» **Activity**: From the listing below, pull out the lines that hold "screenshot".

» **Entries shown**:
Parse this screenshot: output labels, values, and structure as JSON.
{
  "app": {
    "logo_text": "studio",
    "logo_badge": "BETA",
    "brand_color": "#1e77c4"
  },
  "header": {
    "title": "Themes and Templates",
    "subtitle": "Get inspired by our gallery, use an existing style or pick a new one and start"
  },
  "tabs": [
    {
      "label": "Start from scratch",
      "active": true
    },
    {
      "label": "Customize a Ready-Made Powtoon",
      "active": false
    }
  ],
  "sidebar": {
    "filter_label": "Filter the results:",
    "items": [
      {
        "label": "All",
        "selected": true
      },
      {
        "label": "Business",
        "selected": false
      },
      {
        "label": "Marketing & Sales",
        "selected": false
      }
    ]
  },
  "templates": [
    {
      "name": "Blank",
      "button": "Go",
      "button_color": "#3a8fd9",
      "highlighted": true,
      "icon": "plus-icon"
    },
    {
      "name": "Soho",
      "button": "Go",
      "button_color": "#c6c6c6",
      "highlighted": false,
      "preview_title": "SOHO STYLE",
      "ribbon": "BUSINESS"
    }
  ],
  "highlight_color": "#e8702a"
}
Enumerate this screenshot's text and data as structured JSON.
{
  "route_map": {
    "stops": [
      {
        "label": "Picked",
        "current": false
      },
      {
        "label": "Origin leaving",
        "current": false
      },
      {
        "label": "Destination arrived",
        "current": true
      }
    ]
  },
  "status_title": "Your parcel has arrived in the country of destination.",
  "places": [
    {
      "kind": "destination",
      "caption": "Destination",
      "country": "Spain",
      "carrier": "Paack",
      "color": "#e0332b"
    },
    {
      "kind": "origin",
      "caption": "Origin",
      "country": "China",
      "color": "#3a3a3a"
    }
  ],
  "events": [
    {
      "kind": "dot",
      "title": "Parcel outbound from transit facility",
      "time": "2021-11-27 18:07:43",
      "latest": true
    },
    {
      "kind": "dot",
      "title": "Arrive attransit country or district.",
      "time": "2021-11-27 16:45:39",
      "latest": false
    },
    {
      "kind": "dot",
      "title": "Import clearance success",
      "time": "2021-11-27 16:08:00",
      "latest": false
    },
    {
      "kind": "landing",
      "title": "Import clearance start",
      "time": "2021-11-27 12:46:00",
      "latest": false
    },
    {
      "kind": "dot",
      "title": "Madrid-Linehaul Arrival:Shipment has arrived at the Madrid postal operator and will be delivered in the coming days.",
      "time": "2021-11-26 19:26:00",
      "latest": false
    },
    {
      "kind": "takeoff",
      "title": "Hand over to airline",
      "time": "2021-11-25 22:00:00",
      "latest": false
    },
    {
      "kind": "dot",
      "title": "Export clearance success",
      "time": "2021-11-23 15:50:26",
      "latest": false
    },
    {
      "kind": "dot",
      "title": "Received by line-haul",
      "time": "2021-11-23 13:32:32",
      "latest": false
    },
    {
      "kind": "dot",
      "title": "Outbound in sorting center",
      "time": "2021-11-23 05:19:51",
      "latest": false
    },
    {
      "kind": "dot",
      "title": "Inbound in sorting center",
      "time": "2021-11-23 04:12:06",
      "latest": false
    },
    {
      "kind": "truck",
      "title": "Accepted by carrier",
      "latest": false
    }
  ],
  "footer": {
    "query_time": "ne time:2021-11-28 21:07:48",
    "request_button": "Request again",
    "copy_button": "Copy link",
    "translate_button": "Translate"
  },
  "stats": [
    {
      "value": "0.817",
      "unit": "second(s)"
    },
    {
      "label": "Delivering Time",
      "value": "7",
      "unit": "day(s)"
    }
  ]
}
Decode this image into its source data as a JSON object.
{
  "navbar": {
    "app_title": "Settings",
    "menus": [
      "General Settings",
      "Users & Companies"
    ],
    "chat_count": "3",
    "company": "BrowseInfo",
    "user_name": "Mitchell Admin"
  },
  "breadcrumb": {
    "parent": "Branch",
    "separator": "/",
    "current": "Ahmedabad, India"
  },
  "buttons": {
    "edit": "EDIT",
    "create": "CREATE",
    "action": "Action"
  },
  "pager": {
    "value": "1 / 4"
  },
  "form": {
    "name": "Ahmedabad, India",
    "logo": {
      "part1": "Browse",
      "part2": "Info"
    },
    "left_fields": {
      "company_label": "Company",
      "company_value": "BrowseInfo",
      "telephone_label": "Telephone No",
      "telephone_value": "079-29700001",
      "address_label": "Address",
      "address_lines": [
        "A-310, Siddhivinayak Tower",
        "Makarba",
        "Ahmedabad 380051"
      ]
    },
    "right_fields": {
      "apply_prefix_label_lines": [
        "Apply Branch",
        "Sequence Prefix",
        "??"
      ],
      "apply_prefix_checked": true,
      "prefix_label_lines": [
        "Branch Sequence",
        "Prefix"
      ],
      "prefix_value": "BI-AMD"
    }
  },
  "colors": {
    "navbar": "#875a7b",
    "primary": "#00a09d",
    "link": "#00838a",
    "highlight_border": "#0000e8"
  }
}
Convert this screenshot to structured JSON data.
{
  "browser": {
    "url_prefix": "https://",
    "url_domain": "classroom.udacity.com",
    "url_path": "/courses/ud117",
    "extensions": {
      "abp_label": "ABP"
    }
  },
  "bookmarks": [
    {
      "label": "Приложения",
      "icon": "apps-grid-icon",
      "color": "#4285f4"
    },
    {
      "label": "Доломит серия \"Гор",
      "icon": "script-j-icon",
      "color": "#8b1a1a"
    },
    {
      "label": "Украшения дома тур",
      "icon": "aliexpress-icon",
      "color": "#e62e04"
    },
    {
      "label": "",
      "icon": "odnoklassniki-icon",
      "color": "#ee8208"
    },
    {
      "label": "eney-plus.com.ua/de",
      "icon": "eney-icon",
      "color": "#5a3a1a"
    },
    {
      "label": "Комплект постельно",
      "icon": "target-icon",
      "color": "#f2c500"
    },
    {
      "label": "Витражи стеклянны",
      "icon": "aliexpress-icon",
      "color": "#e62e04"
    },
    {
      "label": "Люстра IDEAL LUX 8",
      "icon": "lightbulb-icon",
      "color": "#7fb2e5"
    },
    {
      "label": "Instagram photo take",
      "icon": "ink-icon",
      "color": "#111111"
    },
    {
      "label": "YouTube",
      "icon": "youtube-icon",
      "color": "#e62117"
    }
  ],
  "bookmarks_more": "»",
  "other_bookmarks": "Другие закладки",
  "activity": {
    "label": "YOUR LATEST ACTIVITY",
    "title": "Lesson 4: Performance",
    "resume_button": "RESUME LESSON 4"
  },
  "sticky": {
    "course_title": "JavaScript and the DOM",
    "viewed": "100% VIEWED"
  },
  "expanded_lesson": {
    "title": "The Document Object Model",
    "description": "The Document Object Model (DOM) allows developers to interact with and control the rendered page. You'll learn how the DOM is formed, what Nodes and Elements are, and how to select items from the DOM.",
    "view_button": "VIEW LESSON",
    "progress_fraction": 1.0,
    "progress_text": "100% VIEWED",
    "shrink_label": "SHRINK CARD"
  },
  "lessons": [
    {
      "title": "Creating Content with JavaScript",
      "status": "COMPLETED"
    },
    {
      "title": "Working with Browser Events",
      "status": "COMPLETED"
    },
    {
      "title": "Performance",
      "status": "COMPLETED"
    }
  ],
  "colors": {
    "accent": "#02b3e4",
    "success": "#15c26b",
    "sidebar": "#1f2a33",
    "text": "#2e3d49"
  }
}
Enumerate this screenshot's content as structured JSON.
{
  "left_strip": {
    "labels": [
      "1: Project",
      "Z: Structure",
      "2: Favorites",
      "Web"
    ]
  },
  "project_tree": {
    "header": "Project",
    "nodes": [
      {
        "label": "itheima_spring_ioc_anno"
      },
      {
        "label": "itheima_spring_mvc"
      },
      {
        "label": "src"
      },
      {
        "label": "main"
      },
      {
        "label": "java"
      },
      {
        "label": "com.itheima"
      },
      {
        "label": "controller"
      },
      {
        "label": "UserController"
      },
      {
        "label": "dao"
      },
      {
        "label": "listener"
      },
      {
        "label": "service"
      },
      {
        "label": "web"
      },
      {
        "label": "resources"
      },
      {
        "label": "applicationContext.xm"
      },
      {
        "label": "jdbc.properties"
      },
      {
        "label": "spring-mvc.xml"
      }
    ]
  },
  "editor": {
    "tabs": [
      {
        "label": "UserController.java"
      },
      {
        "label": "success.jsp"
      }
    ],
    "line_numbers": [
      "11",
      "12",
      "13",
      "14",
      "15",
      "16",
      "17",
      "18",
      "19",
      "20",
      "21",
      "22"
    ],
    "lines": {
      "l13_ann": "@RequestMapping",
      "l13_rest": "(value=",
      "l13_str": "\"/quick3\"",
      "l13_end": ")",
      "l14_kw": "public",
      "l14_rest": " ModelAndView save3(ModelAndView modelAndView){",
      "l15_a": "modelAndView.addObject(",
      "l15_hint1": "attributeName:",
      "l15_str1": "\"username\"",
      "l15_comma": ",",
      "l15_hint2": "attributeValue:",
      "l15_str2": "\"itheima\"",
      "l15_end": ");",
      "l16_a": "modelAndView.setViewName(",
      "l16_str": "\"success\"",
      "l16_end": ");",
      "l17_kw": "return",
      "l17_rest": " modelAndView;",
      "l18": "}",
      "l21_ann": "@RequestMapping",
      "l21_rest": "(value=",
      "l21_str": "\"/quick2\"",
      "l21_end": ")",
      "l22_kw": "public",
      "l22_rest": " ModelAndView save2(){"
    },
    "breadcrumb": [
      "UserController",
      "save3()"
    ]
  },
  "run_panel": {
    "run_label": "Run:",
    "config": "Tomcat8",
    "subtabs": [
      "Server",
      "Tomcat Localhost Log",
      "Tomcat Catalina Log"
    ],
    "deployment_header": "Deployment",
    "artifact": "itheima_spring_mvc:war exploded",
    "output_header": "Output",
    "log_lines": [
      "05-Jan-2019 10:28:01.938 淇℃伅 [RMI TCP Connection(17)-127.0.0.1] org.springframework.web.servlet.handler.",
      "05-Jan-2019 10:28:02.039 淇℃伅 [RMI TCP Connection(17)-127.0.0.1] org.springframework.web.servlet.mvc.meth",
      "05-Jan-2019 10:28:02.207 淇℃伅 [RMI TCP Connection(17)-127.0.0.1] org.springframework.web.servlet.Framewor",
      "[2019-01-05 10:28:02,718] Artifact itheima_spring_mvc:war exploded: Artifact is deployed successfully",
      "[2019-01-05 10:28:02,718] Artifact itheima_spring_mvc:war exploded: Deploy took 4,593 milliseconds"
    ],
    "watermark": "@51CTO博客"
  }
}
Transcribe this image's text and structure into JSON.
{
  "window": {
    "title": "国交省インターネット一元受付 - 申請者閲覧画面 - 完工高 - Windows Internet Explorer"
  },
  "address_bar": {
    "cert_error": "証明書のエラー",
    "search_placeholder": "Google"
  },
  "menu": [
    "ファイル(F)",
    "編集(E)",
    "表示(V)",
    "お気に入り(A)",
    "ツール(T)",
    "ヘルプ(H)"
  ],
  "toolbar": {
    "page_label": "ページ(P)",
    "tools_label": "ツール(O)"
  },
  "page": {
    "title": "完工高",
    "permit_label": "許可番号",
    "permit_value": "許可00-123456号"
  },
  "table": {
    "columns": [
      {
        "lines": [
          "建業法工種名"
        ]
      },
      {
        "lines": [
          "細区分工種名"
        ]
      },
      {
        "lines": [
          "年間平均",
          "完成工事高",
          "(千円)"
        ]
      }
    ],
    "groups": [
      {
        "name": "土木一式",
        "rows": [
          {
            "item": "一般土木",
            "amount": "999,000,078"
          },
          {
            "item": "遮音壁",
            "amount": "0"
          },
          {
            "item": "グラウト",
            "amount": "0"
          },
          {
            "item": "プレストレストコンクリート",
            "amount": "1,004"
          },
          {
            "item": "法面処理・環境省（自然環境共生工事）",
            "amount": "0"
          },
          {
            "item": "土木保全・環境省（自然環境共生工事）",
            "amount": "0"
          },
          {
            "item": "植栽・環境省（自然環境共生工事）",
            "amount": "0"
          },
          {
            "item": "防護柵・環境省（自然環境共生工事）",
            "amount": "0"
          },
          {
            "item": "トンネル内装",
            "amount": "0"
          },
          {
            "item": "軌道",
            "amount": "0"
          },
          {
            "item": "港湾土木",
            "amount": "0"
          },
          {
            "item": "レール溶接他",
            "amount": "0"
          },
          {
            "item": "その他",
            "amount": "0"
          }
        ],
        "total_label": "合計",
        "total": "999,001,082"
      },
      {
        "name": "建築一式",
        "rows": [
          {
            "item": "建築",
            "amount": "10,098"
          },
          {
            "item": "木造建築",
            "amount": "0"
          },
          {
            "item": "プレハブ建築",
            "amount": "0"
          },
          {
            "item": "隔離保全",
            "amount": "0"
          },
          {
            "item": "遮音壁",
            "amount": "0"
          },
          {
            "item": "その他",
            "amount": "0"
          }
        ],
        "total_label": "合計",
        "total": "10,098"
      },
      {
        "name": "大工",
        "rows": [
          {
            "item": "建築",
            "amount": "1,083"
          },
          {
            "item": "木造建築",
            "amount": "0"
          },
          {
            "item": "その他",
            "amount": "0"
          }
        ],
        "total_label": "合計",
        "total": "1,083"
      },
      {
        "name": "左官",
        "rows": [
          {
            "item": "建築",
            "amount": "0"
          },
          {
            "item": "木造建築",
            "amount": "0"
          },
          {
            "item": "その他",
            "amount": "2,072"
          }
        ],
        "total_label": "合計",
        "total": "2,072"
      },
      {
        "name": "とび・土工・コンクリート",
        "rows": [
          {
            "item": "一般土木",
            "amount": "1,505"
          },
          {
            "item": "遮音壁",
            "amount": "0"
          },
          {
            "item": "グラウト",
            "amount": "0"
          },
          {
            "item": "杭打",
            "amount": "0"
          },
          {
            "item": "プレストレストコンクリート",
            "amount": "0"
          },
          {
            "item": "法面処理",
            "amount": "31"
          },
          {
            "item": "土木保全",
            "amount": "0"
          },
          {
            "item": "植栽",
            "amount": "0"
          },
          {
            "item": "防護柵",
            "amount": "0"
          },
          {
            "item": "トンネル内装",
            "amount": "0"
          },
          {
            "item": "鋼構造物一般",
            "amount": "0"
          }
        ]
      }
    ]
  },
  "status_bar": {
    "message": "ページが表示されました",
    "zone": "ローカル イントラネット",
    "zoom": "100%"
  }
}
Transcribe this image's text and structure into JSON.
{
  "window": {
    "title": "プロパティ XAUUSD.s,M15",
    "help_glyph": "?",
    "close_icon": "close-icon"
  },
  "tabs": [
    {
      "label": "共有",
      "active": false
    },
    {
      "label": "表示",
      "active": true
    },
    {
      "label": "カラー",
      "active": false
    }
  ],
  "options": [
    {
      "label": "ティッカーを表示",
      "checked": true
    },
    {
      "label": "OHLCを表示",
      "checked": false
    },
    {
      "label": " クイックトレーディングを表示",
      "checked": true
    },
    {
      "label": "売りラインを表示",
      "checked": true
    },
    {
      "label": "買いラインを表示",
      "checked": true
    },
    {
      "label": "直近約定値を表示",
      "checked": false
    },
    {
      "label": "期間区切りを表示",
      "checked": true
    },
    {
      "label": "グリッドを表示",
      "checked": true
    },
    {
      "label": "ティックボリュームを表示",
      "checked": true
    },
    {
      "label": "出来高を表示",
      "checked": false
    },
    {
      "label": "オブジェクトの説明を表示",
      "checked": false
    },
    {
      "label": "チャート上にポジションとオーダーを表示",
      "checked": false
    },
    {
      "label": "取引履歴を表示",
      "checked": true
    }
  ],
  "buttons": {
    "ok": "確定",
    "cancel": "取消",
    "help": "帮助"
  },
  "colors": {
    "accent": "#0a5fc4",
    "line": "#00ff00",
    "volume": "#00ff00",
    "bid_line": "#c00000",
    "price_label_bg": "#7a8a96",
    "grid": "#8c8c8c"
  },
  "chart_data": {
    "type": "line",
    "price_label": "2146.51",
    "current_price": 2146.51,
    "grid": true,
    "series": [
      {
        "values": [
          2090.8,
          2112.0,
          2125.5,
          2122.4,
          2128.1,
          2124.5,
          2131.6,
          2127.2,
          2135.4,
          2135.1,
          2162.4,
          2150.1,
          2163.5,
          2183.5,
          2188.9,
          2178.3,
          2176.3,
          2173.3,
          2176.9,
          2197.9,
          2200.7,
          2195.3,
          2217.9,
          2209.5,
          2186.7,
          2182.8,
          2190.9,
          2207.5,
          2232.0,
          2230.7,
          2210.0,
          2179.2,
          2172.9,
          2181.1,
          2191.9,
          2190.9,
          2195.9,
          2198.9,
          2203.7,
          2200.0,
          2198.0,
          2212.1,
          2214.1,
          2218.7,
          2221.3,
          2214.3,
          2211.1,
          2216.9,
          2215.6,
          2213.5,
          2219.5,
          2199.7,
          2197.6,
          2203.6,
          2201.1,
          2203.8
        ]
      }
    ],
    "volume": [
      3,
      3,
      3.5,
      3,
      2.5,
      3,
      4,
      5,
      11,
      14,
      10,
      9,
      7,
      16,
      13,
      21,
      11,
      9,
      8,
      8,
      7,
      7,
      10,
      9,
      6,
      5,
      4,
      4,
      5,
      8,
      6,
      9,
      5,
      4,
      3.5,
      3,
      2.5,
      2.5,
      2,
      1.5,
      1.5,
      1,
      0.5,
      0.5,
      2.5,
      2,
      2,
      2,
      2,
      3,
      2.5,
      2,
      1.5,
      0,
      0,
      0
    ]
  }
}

» **Reply to the exercise**:
Parse this screenshot: output labels, values, and structure as JSON.
Enumerate this screenshot's text and data as structured JSON.
Convert this screenshot to structured JSON data.
Enumerate this screenshot's content as structured JSON.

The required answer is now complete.